It's also worth noting that 802.11ac speeds are only available on the 5 GHz band, if for whatever reason you need to use the 2.4 GHz band you'll be limited to 802.11n speeds. This isn't entirely unusual as it's not the only router with this quirk, and it may not even be an issue that you will notice because of its great 5 GHz coverage.
If you’re planning on using the RT-AC68U with the NBN, I may have some bad news for you depending on which NBN technology type you’re connected to. If you’re connected via Fibre to the Node (FTTN) or Fibre to the Basement (FTTB) you won’t be able to plug it straight into the wall as it doesn’t have a VDSL modem built-in. If you still want to use it you’ll need either a standalone VDSL modem to connect it to, or you’ll need to look at the RT-AC68U's identical twin, the DSL-AC68U which is almost exactly the same except that it has a VDSL modem built-in. Be aware though that you won’t be able to use an ordinary home phone with it as it doesn’t have an RJ11 connector for it.
As you can see below, the DSL-AC68U has a VDSL port (labelled DSL) that you can plug into the wall of your FTTN or FTTB NBN, instead of the WAN port you'd find on the RT-AC68U:
If you have Fibre to the Curb (FTTC), Hybrid Fibre Coaxial (HFC), Fibre to the Premises (FTTP), Fixed Wireless or Sky Muster Satellite, you’re good to go as you can just plug the Ethernet cable coming from your NBN-provided gear straight into the WAN port of the RT-AC68U. As above though, you won’t be able to use an ordinary home phone as it doesn’t have the RJ11 connector for it.
If you’re not sure which NBN you have, you can check here.
Another thing to consider is that even though ASUS continues to do a pretty good job of keeping the RT-AC68U relevant despite its age, there’s no getting around the fact that it’s getting old. This particularly hits home with the advent of Wi-Fi 6, the next set of Wi-Fi standards which allows router manufacturers to, amongst many things, offer even better speeds (which you could say doesn’t matter that much when it’s not going to help at all to fix the prehistoric internet speeds we have on the NBN, when it's working at all *sad trombone noises*).
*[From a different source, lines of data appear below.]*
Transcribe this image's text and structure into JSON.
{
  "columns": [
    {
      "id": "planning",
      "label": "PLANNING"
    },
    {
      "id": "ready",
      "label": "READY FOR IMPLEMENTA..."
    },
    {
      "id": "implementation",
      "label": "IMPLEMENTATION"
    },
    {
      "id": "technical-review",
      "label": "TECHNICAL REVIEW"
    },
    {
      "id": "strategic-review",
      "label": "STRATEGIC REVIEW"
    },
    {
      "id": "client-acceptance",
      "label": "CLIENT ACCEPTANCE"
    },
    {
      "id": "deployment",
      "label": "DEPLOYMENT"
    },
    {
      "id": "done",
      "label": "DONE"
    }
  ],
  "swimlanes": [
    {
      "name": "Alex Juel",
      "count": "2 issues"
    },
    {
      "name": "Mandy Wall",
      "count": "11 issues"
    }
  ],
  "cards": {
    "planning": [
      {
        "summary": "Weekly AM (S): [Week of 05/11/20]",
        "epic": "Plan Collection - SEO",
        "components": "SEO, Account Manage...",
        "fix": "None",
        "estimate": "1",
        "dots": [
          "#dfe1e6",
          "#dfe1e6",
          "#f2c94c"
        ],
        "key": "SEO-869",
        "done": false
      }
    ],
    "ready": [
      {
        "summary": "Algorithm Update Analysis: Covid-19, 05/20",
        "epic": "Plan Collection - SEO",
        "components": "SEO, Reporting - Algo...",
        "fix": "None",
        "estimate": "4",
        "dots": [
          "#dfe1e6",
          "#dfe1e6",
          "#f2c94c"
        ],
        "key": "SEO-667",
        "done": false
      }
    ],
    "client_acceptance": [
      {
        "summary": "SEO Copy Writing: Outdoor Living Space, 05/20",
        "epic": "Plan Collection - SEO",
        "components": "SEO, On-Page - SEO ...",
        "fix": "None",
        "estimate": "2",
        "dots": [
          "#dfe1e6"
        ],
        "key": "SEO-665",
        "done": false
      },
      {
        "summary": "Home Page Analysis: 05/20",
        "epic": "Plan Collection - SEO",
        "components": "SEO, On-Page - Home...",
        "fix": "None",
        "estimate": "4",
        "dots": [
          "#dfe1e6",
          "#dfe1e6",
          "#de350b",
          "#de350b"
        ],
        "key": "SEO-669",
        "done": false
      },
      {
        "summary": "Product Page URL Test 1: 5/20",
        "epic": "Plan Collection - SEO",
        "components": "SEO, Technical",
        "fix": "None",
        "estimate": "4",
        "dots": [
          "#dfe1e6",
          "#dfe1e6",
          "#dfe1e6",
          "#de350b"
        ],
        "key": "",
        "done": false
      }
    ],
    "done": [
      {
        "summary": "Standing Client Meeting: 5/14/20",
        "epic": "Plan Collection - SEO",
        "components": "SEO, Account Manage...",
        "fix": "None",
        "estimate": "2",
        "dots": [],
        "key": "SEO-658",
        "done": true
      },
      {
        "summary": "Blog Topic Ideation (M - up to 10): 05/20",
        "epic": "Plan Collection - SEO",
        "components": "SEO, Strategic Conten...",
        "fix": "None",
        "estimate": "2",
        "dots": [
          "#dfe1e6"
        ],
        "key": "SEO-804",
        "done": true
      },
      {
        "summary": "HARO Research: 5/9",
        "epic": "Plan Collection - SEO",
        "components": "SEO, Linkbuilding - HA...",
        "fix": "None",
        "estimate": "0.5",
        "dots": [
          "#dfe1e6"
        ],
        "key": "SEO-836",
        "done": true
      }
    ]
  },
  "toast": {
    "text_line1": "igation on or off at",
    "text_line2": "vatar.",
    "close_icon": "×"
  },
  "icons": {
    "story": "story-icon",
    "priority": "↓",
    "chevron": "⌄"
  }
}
You should also know that if you had grand plans to mount your new RT-AC68U to the wall, you’re going to have a bad time because there’s no easy way to do that. If you think it stands too tall and you want to sit it on its back, you won’t have any luck either as it’ll then be sitting on its own cables. If you really want to mount it to the wall, consider a wall mount like this.
While reliability and longevity of the RT-AC68U are mostly positive, there are a very small number of instances where some complain that the router runs hot to the touch, which isn’t good for the longevity of any piece of electronics. Someone even cooked up an aftermarket cooling solution on Amazon, but it’s questionable whether it’s truly needed when countless customers have been continuously been using theirs since 2013 without issues.
The Bottom Line
The ASUS RT-AC68U at the end of the day is a solid router that you will love because of its solid performance, reliability and longevity, and perhaps because of the flexibility that AiMesh gives you. There's a reason that it has over 4,000 positive reviews on Amazon, and that's because it's a quality product that does almost everything that it set out to do. The NBN quirks in particular add some frustrating complexity to your purchasing decision, but regardless, you are getting a quality router that will forever banish bad Wi-Fi from your home or small business. You can check it out on Amazon here, and if you have any lingering concerns about it you can contact me here.